- **What the task asks**: Reproduce the entries below in full, word for word.

━━━━━━━━━━━━━━━━━━━━━━━━━━━━━━

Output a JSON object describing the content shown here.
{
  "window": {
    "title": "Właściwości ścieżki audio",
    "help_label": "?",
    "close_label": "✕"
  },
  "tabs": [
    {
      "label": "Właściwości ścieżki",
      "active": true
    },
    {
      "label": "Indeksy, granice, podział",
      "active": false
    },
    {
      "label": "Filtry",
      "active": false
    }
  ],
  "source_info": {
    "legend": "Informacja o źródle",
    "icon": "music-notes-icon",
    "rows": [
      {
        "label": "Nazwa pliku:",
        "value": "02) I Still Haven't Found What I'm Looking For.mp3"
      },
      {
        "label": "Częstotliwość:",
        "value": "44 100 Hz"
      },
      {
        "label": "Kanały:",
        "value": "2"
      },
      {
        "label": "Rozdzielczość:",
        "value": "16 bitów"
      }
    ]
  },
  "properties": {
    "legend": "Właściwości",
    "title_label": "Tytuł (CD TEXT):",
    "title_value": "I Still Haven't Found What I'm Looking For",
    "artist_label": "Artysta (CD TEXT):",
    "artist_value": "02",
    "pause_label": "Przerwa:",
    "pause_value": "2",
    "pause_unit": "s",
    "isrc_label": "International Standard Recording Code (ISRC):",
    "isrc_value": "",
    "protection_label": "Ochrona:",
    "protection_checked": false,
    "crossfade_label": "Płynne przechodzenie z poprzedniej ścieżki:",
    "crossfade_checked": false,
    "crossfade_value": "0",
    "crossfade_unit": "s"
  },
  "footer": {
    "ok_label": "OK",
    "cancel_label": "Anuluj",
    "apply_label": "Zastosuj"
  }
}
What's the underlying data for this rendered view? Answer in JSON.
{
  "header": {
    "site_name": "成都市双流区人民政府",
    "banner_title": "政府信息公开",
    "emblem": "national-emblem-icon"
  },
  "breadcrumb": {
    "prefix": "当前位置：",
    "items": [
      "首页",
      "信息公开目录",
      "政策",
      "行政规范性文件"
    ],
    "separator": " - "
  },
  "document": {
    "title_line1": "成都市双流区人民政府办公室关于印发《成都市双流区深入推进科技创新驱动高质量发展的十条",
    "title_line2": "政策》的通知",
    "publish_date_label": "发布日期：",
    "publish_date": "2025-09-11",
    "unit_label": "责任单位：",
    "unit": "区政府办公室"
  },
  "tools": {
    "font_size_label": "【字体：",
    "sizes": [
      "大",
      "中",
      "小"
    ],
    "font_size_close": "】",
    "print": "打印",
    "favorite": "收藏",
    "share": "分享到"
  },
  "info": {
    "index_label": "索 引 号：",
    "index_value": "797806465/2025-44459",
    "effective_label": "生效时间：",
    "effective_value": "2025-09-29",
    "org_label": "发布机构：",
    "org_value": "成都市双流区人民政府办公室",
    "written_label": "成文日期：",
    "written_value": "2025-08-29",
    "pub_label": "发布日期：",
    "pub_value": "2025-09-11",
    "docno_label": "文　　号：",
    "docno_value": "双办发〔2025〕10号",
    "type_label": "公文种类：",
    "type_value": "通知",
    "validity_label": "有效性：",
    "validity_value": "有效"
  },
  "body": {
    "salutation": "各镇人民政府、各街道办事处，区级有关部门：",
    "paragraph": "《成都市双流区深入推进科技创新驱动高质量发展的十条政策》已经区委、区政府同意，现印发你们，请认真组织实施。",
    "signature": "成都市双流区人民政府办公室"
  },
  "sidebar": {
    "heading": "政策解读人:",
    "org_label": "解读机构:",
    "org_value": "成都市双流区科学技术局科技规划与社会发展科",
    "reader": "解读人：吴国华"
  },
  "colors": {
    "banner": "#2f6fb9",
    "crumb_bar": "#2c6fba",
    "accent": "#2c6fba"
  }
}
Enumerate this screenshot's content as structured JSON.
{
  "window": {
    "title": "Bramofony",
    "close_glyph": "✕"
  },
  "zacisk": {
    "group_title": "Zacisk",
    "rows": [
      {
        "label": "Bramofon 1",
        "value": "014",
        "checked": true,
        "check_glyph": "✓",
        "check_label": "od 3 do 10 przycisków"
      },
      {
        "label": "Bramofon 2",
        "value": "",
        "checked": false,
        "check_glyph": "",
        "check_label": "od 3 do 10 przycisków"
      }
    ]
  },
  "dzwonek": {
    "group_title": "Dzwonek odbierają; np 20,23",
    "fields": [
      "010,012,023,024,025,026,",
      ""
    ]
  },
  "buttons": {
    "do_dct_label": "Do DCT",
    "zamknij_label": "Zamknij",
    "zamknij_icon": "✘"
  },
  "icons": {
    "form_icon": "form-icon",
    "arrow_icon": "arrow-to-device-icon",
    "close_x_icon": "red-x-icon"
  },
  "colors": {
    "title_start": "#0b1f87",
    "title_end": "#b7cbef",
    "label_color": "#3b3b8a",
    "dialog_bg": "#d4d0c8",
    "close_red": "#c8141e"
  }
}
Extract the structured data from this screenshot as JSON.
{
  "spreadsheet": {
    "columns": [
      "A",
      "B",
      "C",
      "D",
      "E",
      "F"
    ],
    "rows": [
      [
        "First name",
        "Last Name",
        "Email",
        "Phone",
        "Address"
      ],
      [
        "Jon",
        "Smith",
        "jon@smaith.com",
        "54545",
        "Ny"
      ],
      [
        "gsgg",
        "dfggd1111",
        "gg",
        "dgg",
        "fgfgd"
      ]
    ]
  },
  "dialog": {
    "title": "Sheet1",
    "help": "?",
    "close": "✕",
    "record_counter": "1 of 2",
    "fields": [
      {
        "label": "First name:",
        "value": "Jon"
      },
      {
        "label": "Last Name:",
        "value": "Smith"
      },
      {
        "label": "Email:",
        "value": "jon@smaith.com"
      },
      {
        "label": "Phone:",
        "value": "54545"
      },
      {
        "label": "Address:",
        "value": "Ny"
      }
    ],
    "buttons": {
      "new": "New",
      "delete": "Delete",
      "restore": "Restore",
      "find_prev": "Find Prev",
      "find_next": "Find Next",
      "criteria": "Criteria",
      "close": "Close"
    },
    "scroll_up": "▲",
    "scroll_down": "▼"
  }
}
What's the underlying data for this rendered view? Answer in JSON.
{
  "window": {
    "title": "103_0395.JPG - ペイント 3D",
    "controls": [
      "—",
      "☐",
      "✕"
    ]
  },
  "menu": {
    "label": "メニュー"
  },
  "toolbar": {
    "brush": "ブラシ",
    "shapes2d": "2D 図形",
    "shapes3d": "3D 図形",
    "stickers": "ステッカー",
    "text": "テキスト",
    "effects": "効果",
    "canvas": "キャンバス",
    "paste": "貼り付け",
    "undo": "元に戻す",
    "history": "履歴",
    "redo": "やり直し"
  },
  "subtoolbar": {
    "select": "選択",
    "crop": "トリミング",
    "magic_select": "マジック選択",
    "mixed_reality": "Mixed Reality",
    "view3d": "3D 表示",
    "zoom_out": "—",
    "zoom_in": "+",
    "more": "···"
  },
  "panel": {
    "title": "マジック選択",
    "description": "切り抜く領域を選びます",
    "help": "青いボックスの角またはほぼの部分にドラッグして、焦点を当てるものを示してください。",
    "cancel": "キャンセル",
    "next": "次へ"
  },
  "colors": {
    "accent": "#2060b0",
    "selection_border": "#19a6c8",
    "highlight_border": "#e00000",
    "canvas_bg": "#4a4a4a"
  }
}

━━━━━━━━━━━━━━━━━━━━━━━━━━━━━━

- **Answer area**:
Output a JSON object describing the content shown here.
{
  "window": {
    "title": "Właściwości ścieżki audio",
    "help_label": "?",
    "close_label": "✕"
  },
  "tabs": [
    {
      "label": "Właściwości ścieżki",
      "active": true
    },
    {
      "label": "Indeksy, granice, podział",
      "active": false
    },
    {
      "label": "Filtry",
      "active": false
    }
  ],
  "source_info": {
    "legend": "Informacja o źródle",
    "icon": "music-notes-icon",
    "rows": [
      {
        "label": "Nazwa pliku:",
        "value": "02) I Still Haven't Found What I'm Looking For.mp3"
      },
      {
        "label": "Częstotliwość:",
        "value": "44 100 Hz"
      },
      {
        "label": "Kanały:",
        "value": "2"
      },
      {
        "label": "Rozdzielczość:",
        "value": "16 bitów"
      }
    ]
  },
  "properties": {
    "legend": "Właściwości",
    "title_label": "Tytuł (CD TEXT):",
    "title_value": "I Still Haven't Found What I'm Looking For",
    "artist_label": "Artysta (CD TEXT):",
    "artist_value": "02",
    "pause_label": "Przerwa:",
    "pause_value": "2",
    "pause_unit": "s",
    "isrc_label": "International Standard Recording Code (ISRC):",
    "isrc_value": "",
    "protection_label": "Ochrona:",
    "protection_checked": false,
    "crossfade_label": "Płynne przechodzenie z poprzedniej ścieżki:",
    "crossfade_checked": false,
    "crossfade_value": "0",
    "crossfade_unit": "s"
  },
  "footer": {
    "ok_label": "OK",
    "cancel_label": "Anuluj",
    "apply_label": "Zastosuj"
  }
}
What's the underlying data for this rendered view? Answer in JSON.
{
  "header": {
    "site_name": "成都市双流区人民政府",
    "banner_title": "政府信息公开",
    "emblem": "national-emblem-icon"
  },
  "breadcrumb": {
    "prefix": "当前位置：",
    "items": [
      "首页",
      "信息公开目录",
      "政策",
      "行政规范性文件"
    ],
    "separator": " - "
  },
  "document": {
    "title_line1": "成都市双流区人民政府办公室关于印发《成都市双流区深入推进科技创新驱动高质量发展的十条",
    "title_line2": "政策》的通知",
    "publish_date_label": "发布日期：",
    "publish_date": "2025-09-11",
    "unit_label": "责任单位：",
    "unit": "区政府办公室"
  },
  "tools": {
    "font_size_label": "【字体：",
    "sizes": [
      "大",
      "中",
      "小"
    ],
    "font_size_close": "】",
    "print": "打印",
    "favorite": "收藏",
    "share": "分享到"
  },
  "info": {
    "index_label": "索 引 号：",
    "index_value": "797806465/2025-44459",
    "effective_label": "生效时间：",
    "effective_value": "2025-09-29",
    "org_label": "发布机构：",
    "org_value": "成都市双流区人民政府办公室",
    "written_label": "成文日期：",
    "written_value": "2025-08-29",
    "pub_label": "发布日期：",
    "pub_value": "2025-09-11",
    "docno_label": "文　　号：",
    "docno_value": "双办发〔2025〕10号",
    "type_label": "公文种类：",
    "type_value": "通知",
    "validity_label": "有效性：",
    "validity_value": "有效"
  },
  "body": {
    "salutation": "各镇人民政府、各街道办事处，区级有关部门：",
    "paragraph": "《成都市双流区深入推进科技创新驱动高质量发展的十条政策》已经区委、区政府同意，现印发你们，请认真组织实施。",
    "signature": "成都市双流区人民政府办公室"
  },
  "sidebar": {
    "heading": "政策解读人:",
    "org_label": "解读机构:",
    "org_value": "成都市双流区科学技术局科技规划与社会发展科",
    "reader": "解读人：吴国华"
  },
  "colors": {
    "banner": "#2f6fb9",
    "crumb_bar": "#2c6fba",
    "accent": "#2c6fba"
  }
}
Enumerate this screenshot's content as structured JSON.
{
  "window": {
    "title": "Bramofony",
    "close_glyph": "✕"
  },
  "zacisk": {
    "group_title": "Zacisk",
    "rows": [
      {
        "label": "Bramofon 1",
        "value": "014",
        "checked": true,
        "check_glyph": "✓",
        "check_label": "od 3 do 10 przycisków"
      },
      {
        "label": "Bramofon 2",
        "value": "",
        "checked": false,
        "check_glyph": "",
        "check_label": "od 3 do 10 przycisków"
      }
    ]
  },
  "dzwonek": {
    "group_title": "Dzwonek odbierają; np 20,23",
    "fields": [
      "010,012,023,024,025,026,",
      ""
    ]
  },
  "buttons": {
    "do_dct_label": "Do DCT",
    "zamknij_label": "Zamknij",
    "zamknij_icon": "✘"
  },
  "icons": {
    "form_icon": "form-icon",
    "arrow_icon": "arrow-to-device-icon",
    "close_x_icon": "red-x-icon"
  },
  "colors": {
    "title_start": "#0b1f87",
    "title_end": "#b7cbef",
    "label_color": "#3b3b8a",
    "dialog_bg": "#d4d0c8",
    "close_red": "#c8141e"
  }
}
Extract the structured data from this screenshot as JSON.
{
  "spreadsheet": {
    "columns": [
      "A",
      "B",
      "C",
      "D",
      "E",
      "F"
    ],
    "rows": [
      [
        "First name",
        "Last Name",
        "Email",
        "Phone",
        "Address"
      ],
      [
        "Jon",
        "Smith",
        "jon@smaith.com",
        "54545",
        "Ny"
      ],
      [
        "gsgg",
        "dfggd1111",
        "gg",
        "dgg",
        "fgfgd"
      ]
    ]
  },
  "dialog": {
    "title": "Sheet1",
    "help": "?",
    "close": "✕",
    "record_counter": "1 of 2",
    "fields": [
      {
        "label": "First name:",
        "value": "Jon"
      },
      {
        "label": "Last Name:",
        "value": "Smith"
      },
      {
        "label": "Email:",
        "value": "jon@smaith.com"
      },
      {
        "label": "Phone:",
        "value": "54545"
      },
      {
        "label": "Address:",
        "value": "Ny"
      }
    ],
    "buttons": {
      "new": "New",
      "delete": "Delete",
      "restore": "Restore",
      "find_prev": "Find Prev",
      "find_next": "Find Next",
      "criteria": "Criteria",
      "close": "Close"
    },
    "scroll_up": "▲",
    "scroll_down": "▼"
  }
}
What's the underlying data for this rendered view? Answer in JSON.
{
  "window": {
    "title": "103_0395.JPG - ペイント 3D",
    "controls": [
      "—",
      "☐",
      "✕"
    ]
  },
  "menu": {
    "label": "メニュー"
  },
  "toolbar": {
    "brush": "ブラシ",
    "shapes2d": "2D 図形",
    "shapes3d": "3D 図形",
    "stickers": "ステッカー",
    "text": "テキスト",
    "effects": "効果",
    "canvas": "キャンバス",
    "paste": "貼り付け",
    "undo": "元に戻す",
    "history": "履歴",
    "redo": "やり直し"
  },
  "subtoolbar": {
    "select": "選択",
    "crop": "トリミング",
    "magic_select": "マジック選択",
    "mixed_reality": "Mixed Reality",
    "view3d": "3D 表示",
    "zoom_out": "—",
    "zoom_in": "+",
    "more": "···"
  },
  "panel": {
    "title": "マジック選択",
    "description": "切り抜く領域を選びます",
    "help": "青いボックスの角またはほぼの部分にドラッグして、焦点を当てるものを示してください。",
    "cancel": "キャンセル",
    "next": "次へ"
  },
  "colors": {
    "accent": "#2060b0",
    "selection_border": "#19a6c8",
    "highlight_border": "#e00000",
    "canvas_bg": "#4a4a4a"
  }
}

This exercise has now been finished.